▸ Work to be completed:
Your job is to retype all of the data word for word, leaving every image out.

▸ Dataset entries:
------------------------

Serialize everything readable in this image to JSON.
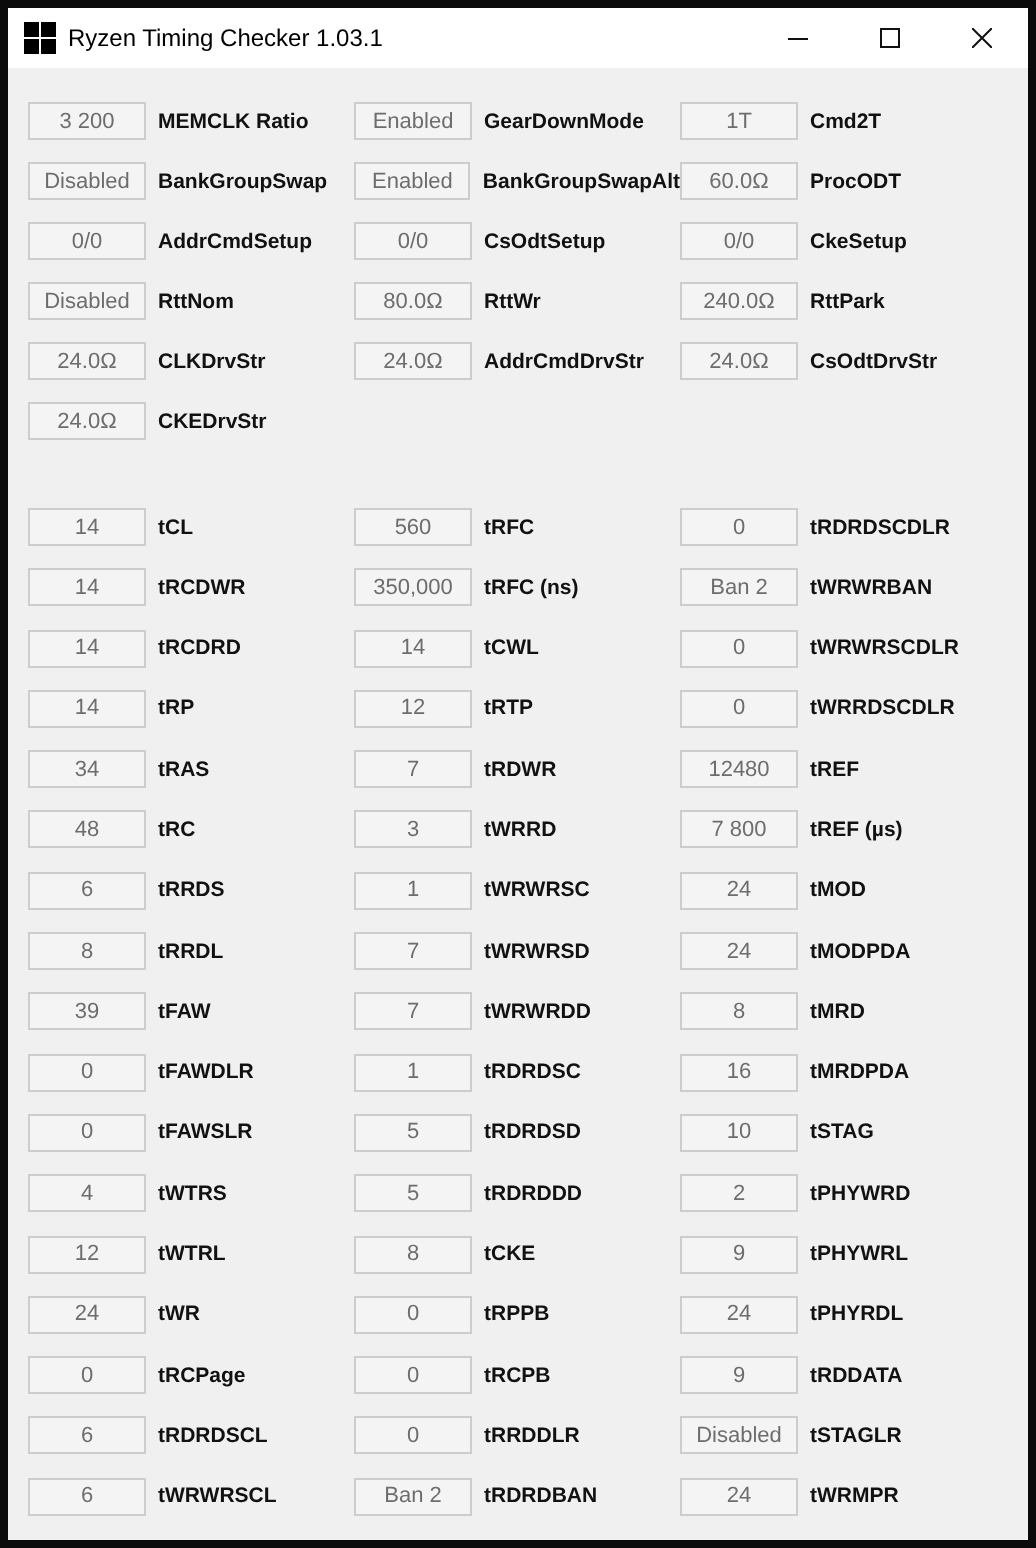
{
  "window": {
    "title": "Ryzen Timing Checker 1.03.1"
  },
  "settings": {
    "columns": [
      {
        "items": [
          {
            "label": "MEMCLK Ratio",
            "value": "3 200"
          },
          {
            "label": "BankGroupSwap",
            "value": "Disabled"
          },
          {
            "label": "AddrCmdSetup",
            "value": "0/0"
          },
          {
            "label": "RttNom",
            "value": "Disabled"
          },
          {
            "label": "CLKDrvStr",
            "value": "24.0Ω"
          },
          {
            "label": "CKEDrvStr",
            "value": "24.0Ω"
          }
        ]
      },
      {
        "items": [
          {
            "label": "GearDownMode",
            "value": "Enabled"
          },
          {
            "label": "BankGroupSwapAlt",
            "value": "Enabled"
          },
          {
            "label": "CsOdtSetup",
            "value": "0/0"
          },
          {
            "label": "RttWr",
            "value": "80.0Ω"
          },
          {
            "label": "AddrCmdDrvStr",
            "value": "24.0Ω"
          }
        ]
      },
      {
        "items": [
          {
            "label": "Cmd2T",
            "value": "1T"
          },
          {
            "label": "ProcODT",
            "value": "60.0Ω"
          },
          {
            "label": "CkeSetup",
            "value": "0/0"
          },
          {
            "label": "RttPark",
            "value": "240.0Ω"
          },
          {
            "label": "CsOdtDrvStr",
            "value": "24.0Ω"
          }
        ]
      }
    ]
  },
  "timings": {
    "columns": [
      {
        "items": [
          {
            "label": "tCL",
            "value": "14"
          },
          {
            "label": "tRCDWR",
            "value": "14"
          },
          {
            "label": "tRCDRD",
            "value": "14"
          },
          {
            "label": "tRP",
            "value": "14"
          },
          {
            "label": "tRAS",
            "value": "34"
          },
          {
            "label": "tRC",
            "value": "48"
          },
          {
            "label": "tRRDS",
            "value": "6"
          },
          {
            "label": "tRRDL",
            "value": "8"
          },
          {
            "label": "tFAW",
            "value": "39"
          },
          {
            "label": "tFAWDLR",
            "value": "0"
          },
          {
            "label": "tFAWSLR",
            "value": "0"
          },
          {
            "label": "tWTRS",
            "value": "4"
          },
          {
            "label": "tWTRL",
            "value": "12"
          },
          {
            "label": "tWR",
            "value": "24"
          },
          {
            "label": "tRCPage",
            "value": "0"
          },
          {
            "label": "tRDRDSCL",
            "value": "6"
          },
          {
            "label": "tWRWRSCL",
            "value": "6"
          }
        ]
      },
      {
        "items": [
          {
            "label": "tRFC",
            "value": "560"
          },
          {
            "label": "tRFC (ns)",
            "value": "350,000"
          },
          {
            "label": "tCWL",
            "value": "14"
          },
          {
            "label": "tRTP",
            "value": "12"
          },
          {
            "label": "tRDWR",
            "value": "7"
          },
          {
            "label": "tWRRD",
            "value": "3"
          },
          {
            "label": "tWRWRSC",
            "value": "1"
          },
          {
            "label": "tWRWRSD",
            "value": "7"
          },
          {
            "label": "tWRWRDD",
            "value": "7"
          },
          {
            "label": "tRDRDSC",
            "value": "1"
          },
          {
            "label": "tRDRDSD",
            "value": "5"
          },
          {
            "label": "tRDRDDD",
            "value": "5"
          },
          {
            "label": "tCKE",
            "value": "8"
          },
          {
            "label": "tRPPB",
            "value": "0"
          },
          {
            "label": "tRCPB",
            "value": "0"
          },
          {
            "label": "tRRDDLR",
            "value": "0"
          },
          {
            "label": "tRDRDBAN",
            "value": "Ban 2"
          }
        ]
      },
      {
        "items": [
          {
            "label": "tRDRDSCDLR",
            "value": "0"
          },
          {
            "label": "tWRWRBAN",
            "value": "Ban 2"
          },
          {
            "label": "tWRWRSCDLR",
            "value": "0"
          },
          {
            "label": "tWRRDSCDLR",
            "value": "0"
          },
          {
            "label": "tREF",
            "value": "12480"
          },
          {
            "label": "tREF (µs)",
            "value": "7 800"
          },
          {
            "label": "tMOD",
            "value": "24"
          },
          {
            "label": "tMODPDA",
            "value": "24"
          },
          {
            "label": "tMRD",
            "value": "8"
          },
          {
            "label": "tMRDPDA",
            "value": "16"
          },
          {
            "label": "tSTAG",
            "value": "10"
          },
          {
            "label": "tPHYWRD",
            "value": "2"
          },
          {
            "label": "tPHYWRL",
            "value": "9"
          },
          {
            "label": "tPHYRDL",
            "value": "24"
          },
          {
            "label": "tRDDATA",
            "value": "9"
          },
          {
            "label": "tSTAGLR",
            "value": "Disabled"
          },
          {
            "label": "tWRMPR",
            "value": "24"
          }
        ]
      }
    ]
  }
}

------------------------

▸ Finished task:
Serialize everything readable in this image to JSON.
{
  "window": {
    "title": "Ryzen Timing Checker 1.03.1"
  },
  "settings": {
    "columns": [
      {
        "items": [
          {
            "label": "MEMCLK Ratio",
            "value": "3 200"
          },
          {
            "label": "BankGroupSwap",
            "value": "Disabled"
          },
          {
            "label": "AddrCmdSetup",
            "value": "0/0"
          },
          {
            "label": "RttNom",
            "value": "Disabled"
          },
          {
            "label": "CLKDrvStr",
            "value": "24.0Ω"
          },
          {
            "label": "CKEDrvStr",
            "value": "24.0Ω"
          }
        ]
      },
      {
        "items": [
          {
            "label": "GearDownMode",
            "value": "Enabled"
          },
          {
            "label": "BankGroupSwapAlt",
            "value": "Enabled"
          },
          {
            "label": "CsOdtSetup",
            "value": "0/0"
          },
          {
            "label": "RttWr",
            "value": "80.0Ω"
          },
          {
            "label": "AddrCmdDrvStr",
            "value": "24.0Ω"
          }
        ]
      },
      {
        "items": [
          {
            "label": "Cmd2T",
            "value": "1T"
          },
          {
            "label": "ProcODT",
            "value": "60.0Ω"
          },
          {
            "label": "CkeSetup",
            "value": "0/0"
          },
          {
            "label": "RttPark",
            "value": "240.0Ω"
          },
          {
            "label": "CsOdtDrvStr",
            "value": "24.0Ω"
          }
        ]
      }
    ]
  },
  "timings": {
    "columns": [
      {
        "items": [
          {
            "label": "tCL",
            "value": "14"
          },
          {
            "label": "tRCDWR",
            "value": "14"
          },
          {
            "label": "tRCDRD",
            "value": "14"
          },
          {
            "label": "tRP",
            "value": "14"
          },
          {
            "label": "tRAS",
            "value": "34"
          },
          {
            "label": "tRC",
            "value": "48"
          },
          {
            "label": "tRRDS",
            "value": "6"
          },
          {
            "label": "tRRDL",
            "value": "8"
          },
          {
            "label": "tFAW",
            "value": "39"
          },
          {
            "label": "tFAWDLR",
            "value": "0"
          },
          {
            "label": "tFAWSLR",
            "value": "0"
          },
          {
            "label": "tWTRS",
            "value": "4"
          },
          {
            "label": "tWTRL",
            "value": "12"
          },
          {
            "label": "tWR",
            "value": "24"
          },
          {
            "label": "tRCPage",
            "value": "0"
          },
          {
            "label": "tRDRDSCL",
            "value": "6"
          },
          {
            "label": "tWRWRSCL",
            "value": "6"
          }
        ]
      },
      {
        "items": [
          {
            "label": "tRFC",
            "value": "560"
          },
          {
            "label": "tRFC (ns)",
            "value": "350,000"
          },
          {
            "label": "tCWL",
            "value": "14"
          },
          {
            "label": "tRTP",
            "value": "12"
          },
          {
            "label": "tRDWR",
            "value": "7"
          },
          {
            "label": "tWRRD",
            "value": "3"
          },
          {
            "label": "tWRWRSC",
            "value": "1"
          },
          {
            "label": "tWRWRSD",
            "value": "7"
          },
          {
            "label": "tWRWRDD",
            "value": "7"
          },
          {
            "label": "tRDRDSC",
            "value": "1"
          },
          {
            "label": "tRDRDSD",
            "value": "5"
          },
          {
            "label": "tRDRDDD",
            "value": "5"
          },
          {
            "label": "tCKE",
            "value": "8"
          },
          {
            "label": "tRPPB",
            "value": "0"
          },
          {
            "label": "tRCPB",
            "value": "0"
          },
          {
            "label": "tRRDDLR",
            "value": "0"
          },
          {
            "label": "tRDRDBAN",
            "value": "Ban 2"
          }
        ]
      },
      {
        "items": [
          {
            "label": "tRDRDSCDLR",
            "value": "0"
          },
          {
            "label": "tWRWRBAN",
            "value": "Ban 2"
          },
          {
            "label": "tWRWRSCDLR",
            "value": "0"
          },
          {
            "label": "tWRRDSCDLR",
            "value": "0"
          },
          {
            "label": "tREF",
            "value": "12480"
          },
          {
            "label": "tREF (µs)",
            "value": "7 800"
          },
          {
            "label": "tMOD",
            "value": "24"
          },
          {
            "label": "tMODPDA",
            "value": "24"
          },
          {
            "label": "tMRD",
            "value": "8"
          },
          {
            "label": "tMRDPDA",
            "value": "16"
          },
          {
            "label": "tSTAG",
            "value": "10"
          },
          {
            "label": "tPHYWRD",
            "value": "2"
          },
          {
            "label": "tPHYWRL",
            "value": "9"
          },
          {
            "label": "tPHYRDL",
            "value": "24"
          },
          {
            "label": "tRDDATA",
            "value": "9"
          },
          {
            "label": "tSTAGLR",
            "value": "Disabled"
          },
          {
            "label": "tWRMPR",
            "value": "24"
          }
        ]
      }
    ]
  }
}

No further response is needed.